:: WORKING DATA

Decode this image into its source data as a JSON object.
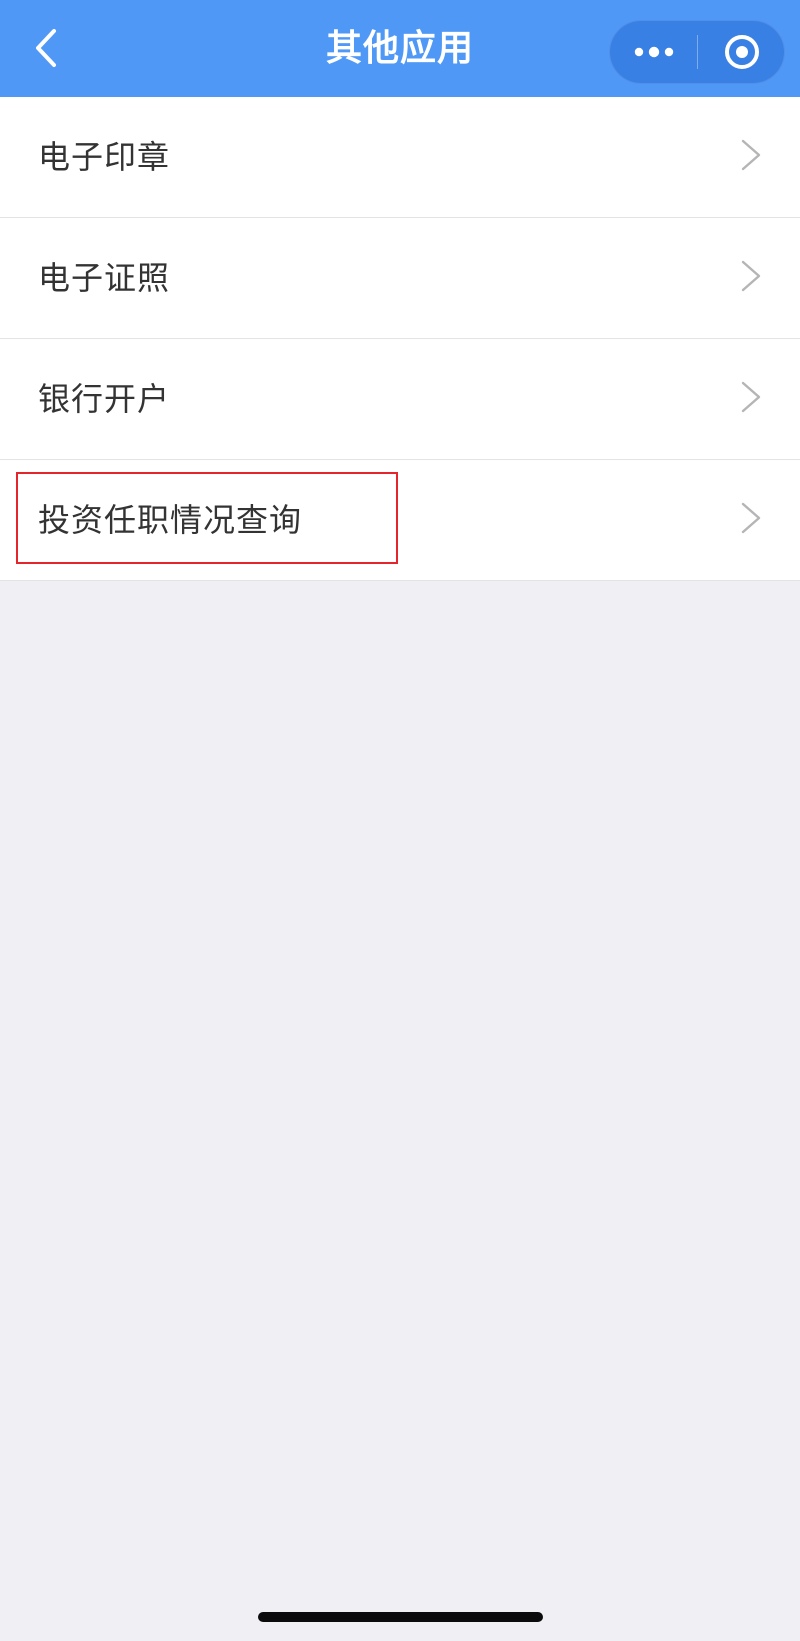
{
  "header": {
    "title": "其他应用",
    "back_icon": "chevron-left-icon",
    "more_icon": "more-dots-icon",
    "close_icon": "target-circle-icon",
    "background_color": "#4f98f6"
  },
  "list": {
    "items": [
      {
        "label": "电子印章"
      },
      {
        "label": "电子证照"
      },
      {
        "label": "银行开户"
      },
      {
        "label": "投资任职情况查询"
      }
    ],
    "chevron_icon": "chevron-right-icon"
  },
  "highlight": {
    "color": "#e4262c",
    "target": "投资任职情况查询"
  }
}
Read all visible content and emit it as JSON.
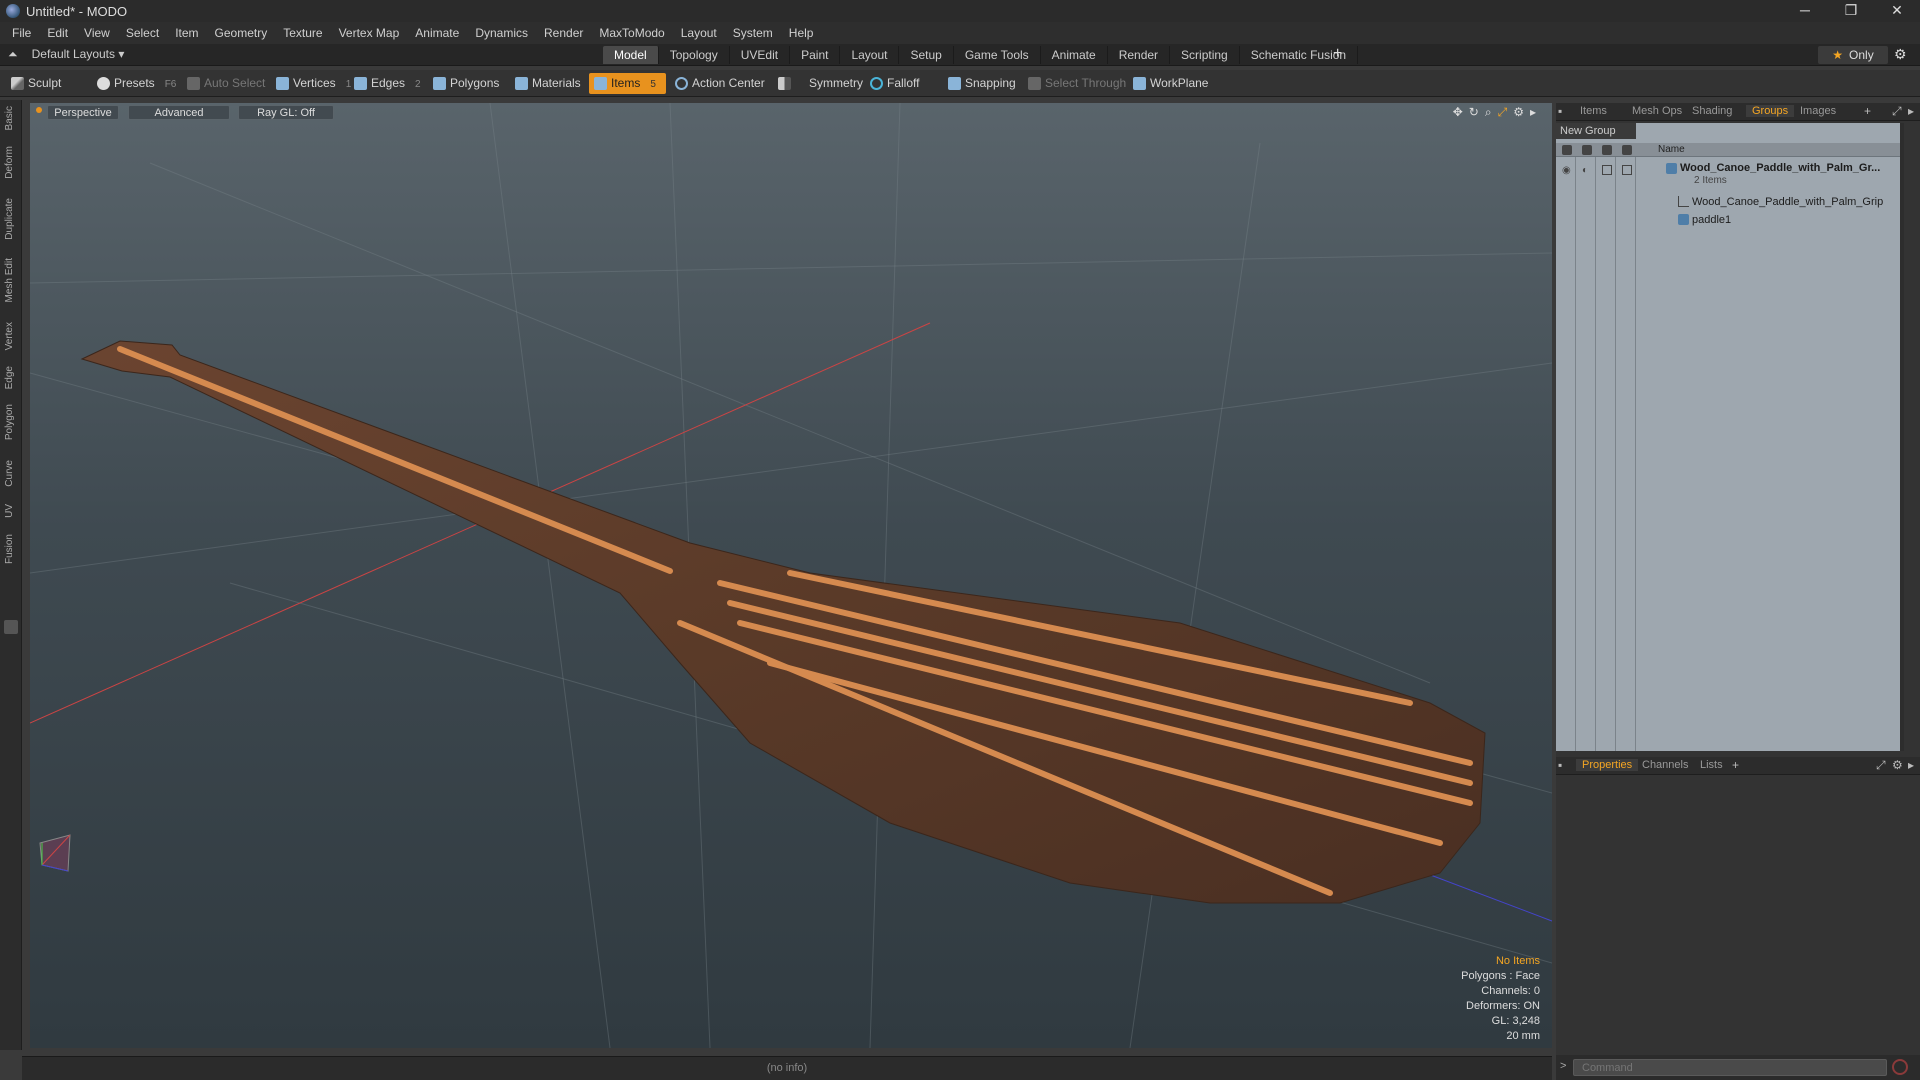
{
  "window": {
    "title": "Untitled* - MODO",
    "controls": [
      "─",
      "❐",
      "✕"
    ]
  },
  "menu": [
    "File",
    "Edit",
    "View",
    "Select",
    "Item",
    "Geometry",
    "Texture",
    "Vertex Map",
    "Animate",
    "Dynamics",
    "Render",
    "MaxToModo",
    "Layout",
    "System",
    "Help"
  ],
  "layoutbar": {
    "layout_select": "Default Layouts ▾",
    "tabs": [
      "Model",
      "Topology",
      "UVEdit",
      "Paint",
      "Layout",
      "Setup",
      "Game Tools",
      "Animate",
      "Render",
      "Scripting",
      "Schematic Fusion"
    ],
    "active_tab": "Model",
    "plus": "+",
    "only_label": "Only",
    "star": "★"
  },
  "toolbar": {
    "sculpt": "Sculpt",
    "presets": "Presets",
    "presets_key": "F6",
    "auto_select": "Auto Select",
    "vertices": "Vertices",
    "vertices_key": "1",
    "edges": "Edges",
    "edges_key": "2",
    "polygons": "Polygons",
    "materials": "Materials",
    "items": "Items",
    "items_key": "5",
    "action_center": "Action Center",
    "symmetry": "Symmetry",
    "falloff": "Falloff",
    "snapping": "Snapping",
    "select_through": "Select Through",
    "workplane": "WorkPlane"
  },
  "left_tabs": [
    "Basic",
    "Deform",
    "Duplicate",
    "Mesh Edit",
    "Vertex",
    "Edge",
    "Polygon",
    "Curve",
    "UV",
    "Fusion"
  ],
  "viewport": {
    "view_mode": "Perspective",
    "shading": "Advanced",
    "raygl": "Ray GL: Off",
    "info": {
      "head": "No Items",
      "polygons": "Polygons : Face",
      "channels": "Channels: 0",
      "deformers": "Deformers: ON",
      "gl": "GL: 3,248",
      "scale": "20 mm"
    }
  },
  "statusbar": {
    "text": "(no info)"
  },
  "right_top_tabs": [
    "Items",
    "Mesh Ops",
    "Shading",
    "Groups",
    "Images"
  ],
  "right_top_active": "Groups",
  "groups": {
    "new_group": "New Group",
    "col_name": "Name",
    "group_name": "Wood_Canoe_Paddle_with_Palm_Gr...",
    "group_count": "2 Items",
    "children": [
      "Wood_Canoe_Paddle_with_Palm_Grip",
      "paddle1"
    ]
  },
  "right_bottom_tabs": [
    "Properties",
    "Channels",
    "Lists"
  ],
  "right_bottom_active": "Properties",
  "command": {
    "placeholder": "Command",
    "prompt": ">"
  },
  "colors": {
    "accent": "#f5a623",
    "items_active": "#e8921e",
    "tree_bg": "#9ea7af"
  }
}
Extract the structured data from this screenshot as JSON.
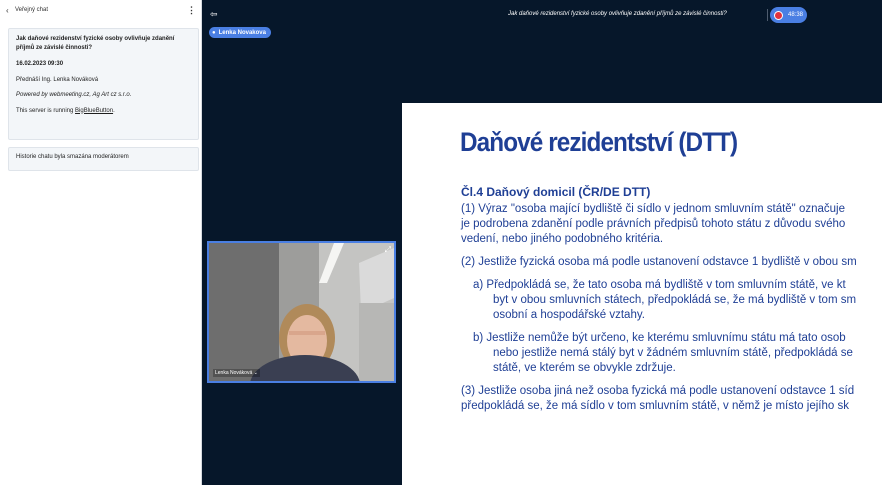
{
  "chat": {
    "back_icon": "chevron-left-icon",
    "title": "Veřejný chat",
    "menu_icon": "kebab-icon",
    "welcome": {
      "question": "Jak daňové rezidenství fyzické osoby ovlivňuje zdanění příjmů ze závislé činnosti?",
      "datetime": "16.02.2023 09:30",
      "lecturer": "Přednáší Ing. Lenka Nováková",
      "powered": "Powered by webmeeting.cz, Ag Art cz s.r.o.",
      "server_prefix": "This server is running ",
      "server_link": "BigBlueButton",
      "server_suffix": "."
    },
    "notice": "Historie chatu byla smazána moderátorem"
  },
  "topbar": {
    "users_icon": "users-toggle-icon",
    "meeting_title": "Jak daňové rezidenství fyzické osoby ovlivňuje zdanění příjmů ze závislé činnosti?",
    "recording_time": "48:38"
  },
  "talker": {
    "name": "Lenka Novakova"
  },
  "webcam": {
    "label": "Lenka Nováková ⌄"
  },
  "slide": {
    "title": "Daňové rezidentství (DTT)",
    "heading": "Čl.4 Daňový domicil (ČR/DE DTT)",
    "lines": [
      "(1)  Výraz \"osoba mající bydliště či sídlo v jednom smluvním státě\" označuje",
      " je podrobena zdanění podle právních předpisů tohoto státu z důvodu svého",
      " vedení, nebo jiného podobného kritéria.",
      "(2) Jestliže fyzická osoba má podle ustanovení odstavce 1 bydliště v obou sm",
      "a)   Předpokládá se, že tato osoba má bydliště v tom smluvním státě, ve kt",
      "byt v obou smluvních státech, předpokládá se, že má bydliště v tom sm",
      "osobní a hospodářské vztahy.",
      "b)   Jestliže nemůže být určeno, ke kterému smluvnímu státu má tato osob",
      "nebo jestliže nemá stálý byt v žádném smluvním státě, předpokládá se",
      "státě, ve kterém se obvykle zdržuje.",
      "(3) Jestliže osoba jiná než osoba fyzická má podle ustanovení odstavce 1 síd",
      "předpokládá se, že má sídlo v tom smluvním státě, v němž je místo jejího sk"
    ]
  }
}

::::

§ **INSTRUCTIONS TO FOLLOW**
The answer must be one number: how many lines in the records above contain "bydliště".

§ **WRITTEN RESPONSE**
4